Correct information is the most important single thing I know of when it comes to high Horsepower Engines! But it seems to be few and far between lately! Thanks for all you guys share with us, it’s greatly needed!

Pardon my ignorance but what exactly is planned rpm. Also,doing the posted formula I can safely say most older big block muscle cars on the road today are over carbureted. Averaging 750 to 800 when they should be 550 to 600 and even less if you consider the volumetric factor. According to the formula I should loose the 750 on my stock 440 and bolt on a 500 -550?

Hey Brian, good question. You can consider planned rpm the engine’s maximum safe operating rpm limit. Here’s another post that is a worthwhile read, regarding volumetric efficiency.

this sounds great

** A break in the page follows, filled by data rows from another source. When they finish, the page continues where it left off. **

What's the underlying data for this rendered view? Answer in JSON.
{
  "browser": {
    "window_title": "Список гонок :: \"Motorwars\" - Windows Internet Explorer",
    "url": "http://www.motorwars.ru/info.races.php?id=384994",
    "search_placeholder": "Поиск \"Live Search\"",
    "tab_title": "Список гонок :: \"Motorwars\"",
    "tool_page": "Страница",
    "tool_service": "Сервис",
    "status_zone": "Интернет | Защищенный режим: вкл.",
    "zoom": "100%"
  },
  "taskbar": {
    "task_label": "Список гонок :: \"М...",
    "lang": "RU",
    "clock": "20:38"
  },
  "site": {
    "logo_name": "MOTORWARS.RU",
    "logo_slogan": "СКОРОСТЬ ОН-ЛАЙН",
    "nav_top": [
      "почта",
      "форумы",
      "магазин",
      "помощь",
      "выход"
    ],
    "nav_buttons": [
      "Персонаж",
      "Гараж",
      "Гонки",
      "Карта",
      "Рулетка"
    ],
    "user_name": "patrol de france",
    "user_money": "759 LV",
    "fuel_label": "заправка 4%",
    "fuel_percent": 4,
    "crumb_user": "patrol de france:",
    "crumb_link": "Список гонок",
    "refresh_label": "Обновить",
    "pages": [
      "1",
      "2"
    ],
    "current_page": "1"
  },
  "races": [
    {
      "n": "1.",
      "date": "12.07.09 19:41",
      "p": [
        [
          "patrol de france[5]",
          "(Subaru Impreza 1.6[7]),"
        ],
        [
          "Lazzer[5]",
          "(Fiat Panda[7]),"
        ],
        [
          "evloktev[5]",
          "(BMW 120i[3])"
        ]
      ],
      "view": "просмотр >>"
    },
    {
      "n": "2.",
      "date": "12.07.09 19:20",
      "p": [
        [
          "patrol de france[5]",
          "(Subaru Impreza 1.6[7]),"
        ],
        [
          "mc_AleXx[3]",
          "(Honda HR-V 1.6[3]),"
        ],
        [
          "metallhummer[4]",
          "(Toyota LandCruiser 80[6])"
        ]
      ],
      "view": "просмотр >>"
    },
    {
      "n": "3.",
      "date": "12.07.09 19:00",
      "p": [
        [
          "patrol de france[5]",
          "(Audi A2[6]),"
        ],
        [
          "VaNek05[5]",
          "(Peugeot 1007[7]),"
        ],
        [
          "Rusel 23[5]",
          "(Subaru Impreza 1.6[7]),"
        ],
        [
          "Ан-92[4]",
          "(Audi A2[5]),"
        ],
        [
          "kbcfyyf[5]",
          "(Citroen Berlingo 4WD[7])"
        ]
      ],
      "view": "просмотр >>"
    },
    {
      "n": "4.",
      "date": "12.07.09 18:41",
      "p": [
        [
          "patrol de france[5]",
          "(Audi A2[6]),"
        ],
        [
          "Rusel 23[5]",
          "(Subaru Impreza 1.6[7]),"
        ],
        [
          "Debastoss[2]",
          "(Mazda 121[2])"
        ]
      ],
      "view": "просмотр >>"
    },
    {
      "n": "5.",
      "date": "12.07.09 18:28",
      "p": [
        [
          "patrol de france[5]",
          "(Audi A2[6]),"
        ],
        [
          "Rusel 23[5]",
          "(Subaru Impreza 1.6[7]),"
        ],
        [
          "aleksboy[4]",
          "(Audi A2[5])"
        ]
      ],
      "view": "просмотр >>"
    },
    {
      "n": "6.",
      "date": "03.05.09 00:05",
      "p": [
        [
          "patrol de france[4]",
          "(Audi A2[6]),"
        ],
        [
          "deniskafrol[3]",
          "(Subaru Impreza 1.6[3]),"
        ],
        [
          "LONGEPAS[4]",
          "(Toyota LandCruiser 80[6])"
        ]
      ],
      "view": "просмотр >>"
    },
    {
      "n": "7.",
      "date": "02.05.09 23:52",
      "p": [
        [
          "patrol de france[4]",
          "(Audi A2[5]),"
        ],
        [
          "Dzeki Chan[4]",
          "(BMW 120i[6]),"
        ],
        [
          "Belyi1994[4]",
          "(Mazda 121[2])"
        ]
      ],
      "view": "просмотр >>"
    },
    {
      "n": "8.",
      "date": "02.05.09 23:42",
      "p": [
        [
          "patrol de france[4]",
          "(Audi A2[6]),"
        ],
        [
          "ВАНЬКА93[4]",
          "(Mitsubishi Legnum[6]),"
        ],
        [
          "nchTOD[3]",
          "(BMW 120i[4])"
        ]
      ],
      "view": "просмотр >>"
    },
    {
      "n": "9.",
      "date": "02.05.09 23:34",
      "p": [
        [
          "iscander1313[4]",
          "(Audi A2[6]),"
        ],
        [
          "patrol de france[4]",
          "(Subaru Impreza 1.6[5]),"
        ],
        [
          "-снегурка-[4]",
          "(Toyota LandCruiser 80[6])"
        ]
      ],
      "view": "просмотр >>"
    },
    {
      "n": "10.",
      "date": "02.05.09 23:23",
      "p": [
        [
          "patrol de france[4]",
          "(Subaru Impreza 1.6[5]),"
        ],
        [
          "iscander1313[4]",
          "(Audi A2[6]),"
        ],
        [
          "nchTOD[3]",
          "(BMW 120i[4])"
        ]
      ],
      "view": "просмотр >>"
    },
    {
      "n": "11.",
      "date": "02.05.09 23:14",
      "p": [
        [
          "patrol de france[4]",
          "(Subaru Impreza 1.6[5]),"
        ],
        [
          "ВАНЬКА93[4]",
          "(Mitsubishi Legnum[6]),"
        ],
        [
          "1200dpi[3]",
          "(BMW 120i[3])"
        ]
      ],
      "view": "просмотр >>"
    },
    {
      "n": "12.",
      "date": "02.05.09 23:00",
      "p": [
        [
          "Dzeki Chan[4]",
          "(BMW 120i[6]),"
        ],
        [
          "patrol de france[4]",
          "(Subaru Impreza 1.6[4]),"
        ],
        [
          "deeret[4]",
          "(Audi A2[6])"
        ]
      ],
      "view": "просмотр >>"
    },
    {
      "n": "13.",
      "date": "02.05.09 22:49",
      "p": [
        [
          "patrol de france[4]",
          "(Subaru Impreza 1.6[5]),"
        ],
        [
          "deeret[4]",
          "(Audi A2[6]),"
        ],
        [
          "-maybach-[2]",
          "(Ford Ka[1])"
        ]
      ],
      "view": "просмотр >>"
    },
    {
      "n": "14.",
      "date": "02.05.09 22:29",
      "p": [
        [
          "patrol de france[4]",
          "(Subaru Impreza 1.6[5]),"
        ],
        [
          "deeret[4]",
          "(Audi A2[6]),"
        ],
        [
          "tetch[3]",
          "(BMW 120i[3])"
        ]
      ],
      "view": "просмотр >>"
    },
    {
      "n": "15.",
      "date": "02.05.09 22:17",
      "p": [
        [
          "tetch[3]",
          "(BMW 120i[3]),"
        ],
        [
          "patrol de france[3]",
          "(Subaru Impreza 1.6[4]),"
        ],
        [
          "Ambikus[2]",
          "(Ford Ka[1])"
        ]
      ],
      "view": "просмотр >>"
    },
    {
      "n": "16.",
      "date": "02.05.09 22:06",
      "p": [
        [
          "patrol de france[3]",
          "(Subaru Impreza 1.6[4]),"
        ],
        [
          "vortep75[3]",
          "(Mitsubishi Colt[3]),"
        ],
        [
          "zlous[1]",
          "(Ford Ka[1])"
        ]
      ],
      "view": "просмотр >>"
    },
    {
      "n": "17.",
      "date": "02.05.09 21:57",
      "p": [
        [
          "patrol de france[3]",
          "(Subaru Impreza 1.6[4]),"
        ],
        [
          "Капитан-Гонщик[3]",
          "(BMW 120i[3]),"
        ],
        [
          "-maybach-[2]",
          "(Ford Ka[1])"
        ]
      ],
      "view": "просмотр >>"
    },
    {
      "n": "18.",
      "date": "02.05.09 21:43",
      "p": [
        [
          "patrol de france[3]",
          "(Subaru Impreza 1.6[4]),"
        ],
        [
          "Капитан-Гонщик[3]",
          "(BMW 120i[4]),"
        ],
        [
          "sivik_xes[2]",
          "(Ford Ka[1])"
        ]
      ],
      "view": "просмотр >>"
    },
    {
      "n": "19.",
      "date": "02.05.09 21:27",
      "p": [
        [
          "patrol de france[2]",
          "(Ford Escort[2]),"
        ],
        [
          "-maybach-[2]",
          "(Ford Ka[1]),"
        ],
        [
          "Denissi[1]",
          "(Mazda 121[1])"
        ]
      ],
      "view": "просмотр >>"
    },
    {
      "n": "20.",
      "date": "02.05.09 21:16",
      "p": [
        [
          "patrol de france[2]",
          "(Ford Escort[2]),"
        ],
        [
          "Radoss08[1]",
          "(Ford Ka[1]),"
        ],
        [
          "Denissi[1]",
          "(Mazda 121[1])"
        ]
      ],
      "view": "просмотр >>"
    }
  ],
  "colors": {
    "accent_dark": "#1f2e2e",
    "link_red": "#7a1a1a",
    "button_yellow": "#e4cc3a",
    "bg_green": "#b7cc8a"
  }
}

How is this formula effected by a four cylinder with independent throttle bottles? Just divide by 4?